Publications Notes de l'Ifri

Greece: How a State in Crisis Manages Its Migration Crisis Notes de l'Ifri, March 2012

In the past 2 years, Greece has experienced its most severe economic crisis of the post-World War II period. While it appeared at first not to have been hit particularly hard by the global economic recession that started in 2008, the effects of the recession and the acute internal crisis of public finances became visible in late 2009.

Greece: How a state in crisis manages its migration crisis

In this paper, Prof. Anna Triandafyllidou argues that despite this crisis, Greece has taken important steps to encourage migrant integration into Greek society, and to address the problem of irregular migration as well as the thorny issue of asylum seeking, which had exposed Greece to strong criticisms in the past years.
She demonstrates that an internal crisis may also, paradoxically, provide a good opportunity to strengthen the migration policy framework, even if the implementation and the impact of the new measures taken will have to be monitored in the future.


This paper is part of the "Migration policies and international relations" publication series:

The impact of international migrations on the relations between states has been the focus of an extensive body of research and literature over the past two decades (e.g. on border control, labor market issues, transnational ties, etc.). Less an object of attention is the impact on international relations of states' responses to such issues - readmission agreements, visa policies, expulsions, etc. This program proposes to produce a series of on-line publications and public seminars on this issue.

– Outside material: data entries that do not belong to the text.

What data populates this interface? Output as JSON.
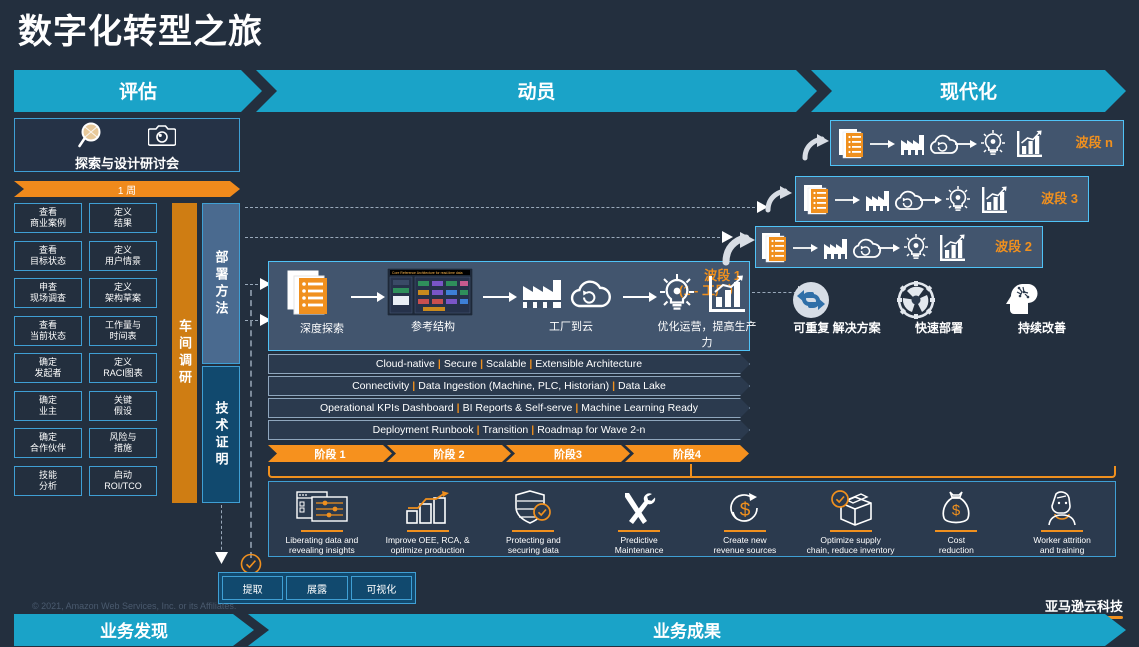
{
  "title": "数字化转型之旅",
  "phase_banner": {
    "items": [
      {
        "label": "评估"
      },
      {
        "label": "动员"
      },
      {
        "label": "现代化"
      }
    ]
  },
  "footer_banner": {
    "items": [
      {
        "label": "业务发现"
      },
      {
        "label": "业务成果"
      }
    ]
  },
  "workshop": {
    "label": "探索与设计研讨会",
    "icons": [
      "magnifier-icon",
      "camera-icon"
    ],
    "duration_ribbon": "1 周"
  },
  "assess_tasks": {
    "left": [
      "查看\n商业案例",
      "查看\n目标状态",
      "申查\n现场调查",
      "查看\n当前状态",
      "确定\n发起者",
      "确定\n业主",
      "确定\n合作伙伴",
      "技能\n分析"
    ],
    "right": [
      "定义\n结果",
      "定义\n用户情景",
      "定义\n架构草案",
      "工作量与\n时间表",
      "定义\nRACI图表",
      "关键\n假设",
      "风险与\n措施",
      "启动\nROI/TCO"
    ]
  },
  "vertical_bars": {
    "workshop_survey": "车间调研",
    "deploy_method": "部署方法",
    "tech_proof": "技术证明"
  },
  "wave1": {
    "tag_line1": "波段 1",
    "tag_line2": "(1 - 工厂）",
    "steps": [
      {
        "icon": "document-list-icon",
        "caption": "深度探索"
      },
      {
        "icon": "reference-architecture-thumbnail",
        "caption": "参考结构"
      },
      {
        "icon": "factory-cloud-icon",
        "caption": "工厂到云"
      },
      {
        "icon": "lightbulb-chart-icon",
        "caption": "优化运营，提高生产力"
      }
    ]
  },
  "other_waves": [
    {
      "tag": "波段 n",
      "has_curved_arrow": true
    },
    {
      "tag": "波段 3",
      "has_curved_arrow": true
    },
    {
      "tag": "波段 2",
      "has_curved_arrow": true
    }
  ],
  "architecture_bars": [
    [
      "Cloud-native",
      "Secure",
      "Scalable",
      "Extensible Architecture"
    ],
    [
      "Connectivity",
      "Data Ingestion (Machine, PLC, Historian)",
      "Data Lake"
    ],
    [
      "Operational KPIs Dashboard",
      "BI Reports & Self-serve",
      "Machine Learning Ready"
    ],
    [
      "Deployment Runbook",
      "Transition",
      "Roadmap for Wave 2-n"
    ]
  ],
  "phases": [
    "阶段 1",
    "阶段 2",
    "阶段3",
    "阶段4"
  ],
  "outcomes": [
    {
      "icon": "dashboard-sliders-icon",
      "text": "Liberating data and\nrevealing insights"
    },
    {
      "icon": "bar-chart-trend-icon",
      "text": "Improve OEE, RCA, &\noptimize production"
    },
    {
      "icon": "shield-check-icon",
      "text": "Protecting and\nsecuring data"
    },
    {
      "icon": "wrench-screwdriver-icon",
      "text": "Predictive\nMaintenance"
    },
    {
      "icon": "dollar-cycle-icon",
      "text": "Create new\nrevenue sources"
    },
    {
      "icon": "box-check-icon",
      "text": "Optimize supply\nchain, reduce inventory"
    },
    {
      "icon": "money-bag-icon",
      "text": "Cost\nreduction"
    },
    {
      "icon": "worker-head-icon",
      "text": "Worker attrition\nand training"
    }
  ],
  "benefits": [
    {
      "icon": "recycle-arrows-icon",
      "text": "可重复\n解决方案"
    },
    {
      "icon": "gear-fan-icon",
      "text": "快速部署"
    },
    {
      "icon": "brain-head-icon",
      "text": "持续改善"
    }
  ],
  "bottom_boxes": [
    "提取",
    "展露",
    "可视化"
  ],
  "copyright": "© 2021, Amazon Web Services, Inc. or its Affiliates.",
  "aws_logo_text": "亚马逊云科技",
  "colors": {
    "background": "#232f3e",
    "banner": "#1aa3c8",
    "accent_orange": "#f0901e",
    "border_blue": "#3f9fd4",
    "wave_panel": "#42556e"
  }
}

Greece: How a State in Crisis Manages Its Migration Crisis
Crisis migration Greece